An orderly in a blue shower cap and scrubs pushes Katie's bed to the operating room as Steve and Stacy walk alongside it. Katie is lying with the blanket up to her neck and a stuffed animal she brought from home -- Piggy -- next to her.
Removing Katie's ovary
Stacy holds Katie as the doctors administer anesthesia through an IV. Katie screams for 15 seconds and is out.
By 10:20 a.m., while Katie lies in recovery, Oktay breezes through the door of nearby Weill Cornell carrying her left ovary in a plastic container.
He takes it to Room 405, marked "Laboratory" in red letters.
He uses a tweezer to remove the ovary from the container. It looks like a pink lima bean. "You cannot just freeze the tissue like you put food in your freezer or the eggs will not survive," Oktay explains as he works.
He cuts the ovary with a scalpel into tiny slivers like grains of rice. What's important is the thinness of the slices, because a medical anti-freeze substance must penetrate the tissue before it is frozen or ice crystals will form that damage the eggs. The soaked ovary pieces are placed in vials and frozen slowly over three hours. Then they will be stored until Katie -- decades from now -- is ready to have children.
Decision to use bone marrow
At the end of the month, the Trebings learn that Boulad definitely wants to use Christopher's actual bone marrow for Katie's transplant instead of his cord blood. He believes that will better Katie's chances.
That means Christopher will have to come into the hospital for pre-transplant blood workups as well. He'd already been to Sloan-Kettering once to have his blood drawn to make sure his marrow would indeed be an exact match for Katie -- and it had taken three nurses more than an hour to get blood from him. Because Christopher is so chubby, poking him in the arm didn't work and the nurses had to hold him down and draw blood from his ankle as he screamed and squirmed.
But then things stall. Katie gets a common parasite doctors think she contracted while playing in dirt in the yard. This delays the transplant for four weeks.
The delays only continue.

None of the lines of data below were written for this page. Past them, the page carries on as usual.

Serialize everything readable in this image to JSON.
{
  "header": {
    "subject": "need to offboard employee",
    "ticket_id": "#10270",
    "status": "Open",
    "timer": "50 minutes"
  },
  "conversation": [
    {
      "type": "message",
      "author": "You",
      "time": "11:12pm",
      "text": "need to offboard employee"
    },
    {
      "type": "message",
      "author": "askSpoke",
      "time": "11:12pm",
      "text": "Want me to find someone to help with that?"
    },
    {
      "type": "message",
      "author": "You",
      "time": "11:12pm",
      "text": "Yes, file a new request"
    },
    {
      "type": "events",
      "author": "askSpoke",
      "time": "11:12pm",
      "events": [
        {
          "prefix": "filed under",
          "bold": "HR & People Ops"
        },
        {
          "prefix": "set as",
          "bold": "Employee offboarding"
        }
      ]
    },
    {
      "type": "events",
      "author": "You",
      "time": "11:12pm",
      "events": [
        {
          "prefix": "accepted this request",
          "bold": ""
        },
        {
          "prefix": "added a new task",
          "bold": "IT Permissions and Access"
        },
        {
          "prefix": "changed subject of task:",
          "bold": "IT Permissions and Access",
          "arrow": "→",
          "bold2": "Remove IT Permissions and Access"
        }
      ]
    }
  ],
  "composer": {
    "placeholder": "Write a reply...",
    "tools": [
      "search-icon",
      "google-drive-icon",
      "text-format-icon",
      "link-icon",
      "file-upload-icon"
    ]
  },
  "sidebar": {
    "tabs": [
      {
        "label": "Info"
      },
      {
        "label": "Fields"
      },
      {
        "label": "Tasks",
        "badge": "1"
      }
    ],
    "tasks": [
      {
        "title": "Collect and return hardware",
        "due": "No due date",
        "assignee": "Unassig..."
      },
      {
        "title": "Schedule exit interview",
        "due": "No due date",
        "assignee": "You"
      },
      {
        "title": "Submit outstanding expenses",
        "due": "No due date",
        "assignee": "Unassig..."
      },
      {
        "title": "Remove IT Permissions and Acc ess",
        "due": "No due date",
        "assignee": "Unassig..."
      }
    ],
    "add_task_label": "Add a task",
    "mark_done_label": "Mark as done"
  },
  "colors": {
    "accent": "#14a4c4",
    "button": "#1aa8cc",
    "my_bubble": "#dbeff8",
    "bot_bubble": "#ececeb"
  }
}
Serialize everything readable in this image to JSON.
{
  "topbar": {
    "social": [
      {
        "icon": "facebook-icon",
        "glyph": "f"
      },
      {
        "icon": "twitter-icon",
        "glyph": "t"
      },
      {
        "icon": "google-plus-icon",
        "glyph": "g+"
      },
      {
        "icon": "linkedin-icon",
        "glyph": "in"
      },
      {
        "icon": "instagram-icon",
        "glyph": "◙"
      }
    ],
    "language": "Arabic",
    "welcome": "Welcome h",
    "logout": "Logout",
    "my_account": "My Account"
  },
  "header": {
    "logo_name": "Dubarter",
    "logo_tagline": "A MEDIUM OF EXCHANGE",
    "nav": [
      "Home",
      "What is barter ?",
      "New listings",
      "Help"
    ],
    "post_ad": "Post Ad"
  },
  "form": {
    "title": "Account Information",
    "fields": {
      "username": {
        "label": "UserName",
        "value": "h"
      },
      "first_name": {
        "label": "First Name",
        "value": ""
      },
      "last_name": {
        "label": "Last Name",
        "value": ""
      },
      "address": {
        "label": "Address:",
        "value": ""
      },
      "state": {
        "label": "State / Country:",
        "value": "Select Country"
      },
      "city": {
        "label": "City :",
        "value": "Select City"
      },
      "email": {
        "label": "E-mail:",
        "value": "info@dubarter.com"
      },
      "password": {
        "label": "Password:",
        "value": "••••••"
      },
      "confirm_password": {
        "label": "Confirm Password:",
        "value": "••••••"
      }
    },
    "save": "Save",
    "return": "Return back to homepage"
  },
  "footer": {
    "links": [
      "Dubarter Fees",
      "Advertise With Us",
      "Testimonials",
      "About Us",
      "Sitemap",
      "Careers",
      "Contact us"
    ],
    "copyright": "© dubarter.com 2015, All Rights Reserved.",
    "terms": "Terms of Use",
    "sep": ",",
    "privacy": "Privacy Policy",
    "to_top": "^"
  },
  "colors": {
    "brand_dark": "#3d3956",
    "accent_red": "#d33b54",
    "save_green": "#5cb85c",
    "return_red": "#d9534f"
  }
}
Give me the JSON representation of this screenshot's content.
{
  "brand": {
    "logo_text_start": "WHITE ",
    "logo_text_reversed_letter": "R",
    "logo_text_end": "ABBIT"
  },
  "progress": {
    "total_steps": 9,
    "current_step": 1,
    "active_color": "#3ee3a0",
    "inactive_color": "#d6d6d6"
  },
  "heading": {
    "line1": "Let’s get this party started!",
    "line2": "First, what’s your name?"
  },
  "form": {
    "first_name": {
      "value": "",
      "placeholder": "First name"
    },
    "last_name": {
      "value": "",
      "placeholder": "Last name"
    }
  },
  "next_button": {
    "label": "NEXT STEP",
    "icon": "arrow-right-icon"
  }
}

On April 1, Katie has strep throat. A new appointment date is set -- May 1 -- but on that day Katie wakes up with a runny nose. While they wait for that to clear up, Christopher turns 1, on May 4, 2006.
Trip to the hospital
The Trebings try again on the morning of May 15. On the drive to the Upper East Side, Katie watches "Cinderella." She wears a light blue hat with "Katie" written on it in purple script, decorated with butterfly and ladybug pins. Steve's Aunt Kathy gave it to her to wear when her hair falls out.
Stacy feels it's a good sign when she notices the church on East 68th Street, across from the hospital, is St. Catherine of Siena, the same name as the Smithtown hospital where her children were born.
Katie pulls her American Girl suitcase into the hospital, rolling it behind her like the hospital pro she is. The Trebings report to the ninth floor and are assigned what will be Katie's room for the next six weeks, the room where her future will be decided.